Many will say photography as an art, still others will argue it’s a skill trade and not art — personally, professional photography is a genre in the art forms and if anyone disagrees, then I’ll ask one simple question, “Can you create a masterpiece with a pipe wrench?”
Wikipedia states “the word ‘photography’ was created from the Greek roots φωτός (phōtos), genitive of φῶς (phōs), ‘light’ and γραφή (graphé) ‘representation by means of lines’ or ‘drawing,’ together meaning ‘drawing with light.”
I remember when I worked on my Bachelors’ Degree in Communication, I had to take an Art 101 college course at the University of Texas, San Antonio, as part of the core courses to meet minimum graduation requirements. In that art class we were taught the basics of drawing and briefly studied photography. Photography was an entire chapter in our textbook — so if university textbooks recognize photography worthy of inclusion when it comes to art, I’d argue photography is an art form.
Pictures vs. Photographs
While photography is at its all-time high when it comes to popularity thanks to technology, social media and smartphones, the ability to take a photograph isn’t something everyone can do, though anyone can take pictures. The ability to capture a photograph requires comprehension, communication and creativity.
It’s not uncommon for me at a lecture, since my lectures are normally for adults, to distinguish the difference in pictures vs. photographs with the analogy of sex vs. making love. I’ll usually ask the audience, “Is there anyone here who doesn’t like sex?”
I can’t recall ever seeing a hand go up, then I follow with, “We all like sex, even married couples like sex, nothing wrong with that, but how often do you make love?” Making love is like a photograph, it comes with passion and often spontaneity, sex only requires participation and is often planned, like a selfiepicture. Anyone can take pictures even with a disposable camera, but not many people can create photographs.
Capturing the Beauty of Life
Photography is the art of being able to capture the inner- and outer-beauty of life at a specific moment in time. When it comes to photographing people, it’s a marriage of the minds between the photographer and the subject that often leads to the perfect smile, the corners of the lips in harmony with the corners of the eyes.
Objective and Subjective
There are many genres in the field of photography, from fine art to photojournalism, on down to commercial, portraiture, wedding, fashion, etc., and all the genres of photography require two tools to begin the process to create a photograph, a capture and an optical device. What separates the genres of photography is whether the intended result is objective or subjective, though it’s not uncommon to find overlaps between the genres, such as fine art fashion photography.
Objective photography is based on capturing reality at the exact moment a photographer sees it, like on spot news in photojournalism, whereas subjective photography is normally based on a concept or artist’s vision where reality is altered or reconstructed to the artist’s photographic style, like an environmental portrait or even a glamour photograph.
It’s Not About the Gear
While there are specific types of photographic gear certain photographers need, for example in forensic or underwater photography, photography in general is not about the gear, it’s about the photographer’s ability to see the light, imagine the result, and execute the capture to confirm it.

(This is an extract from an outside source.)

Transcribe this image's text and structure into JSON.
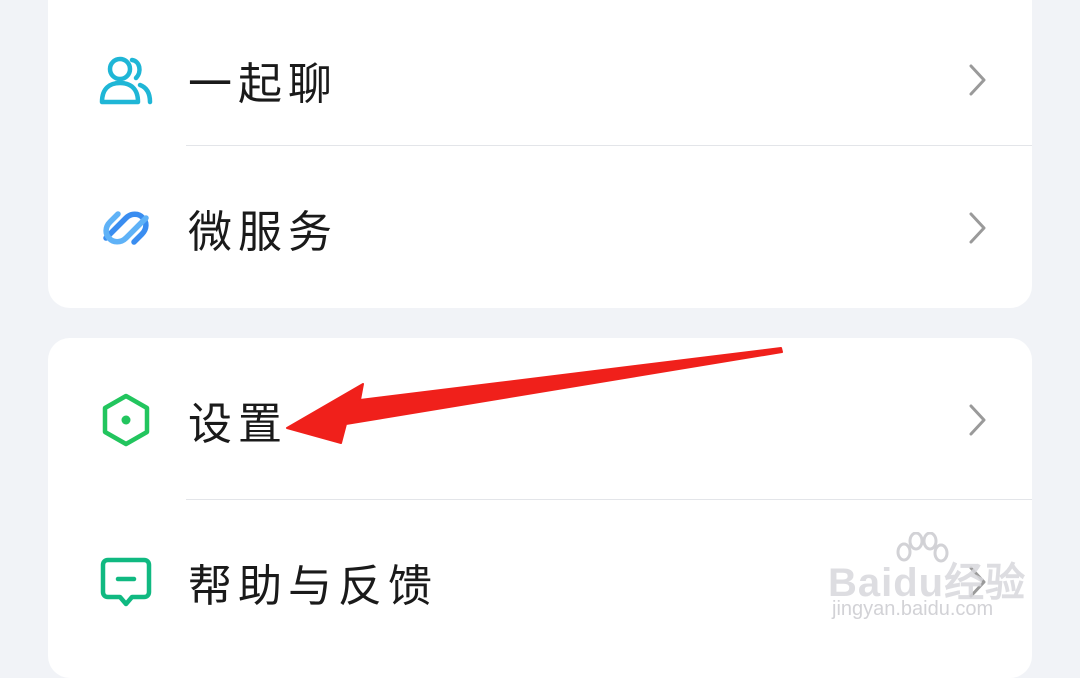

A photographer must see light, and great photographers can actually feel the qualities of light, plus photography is about the powers of observation to know what to see, how to see it, and how to capture it with precision at a given moment. Photography as an art is about creating photographs, not taking just taking pictures, anyone can do and selfies are the popular proof of pictures today.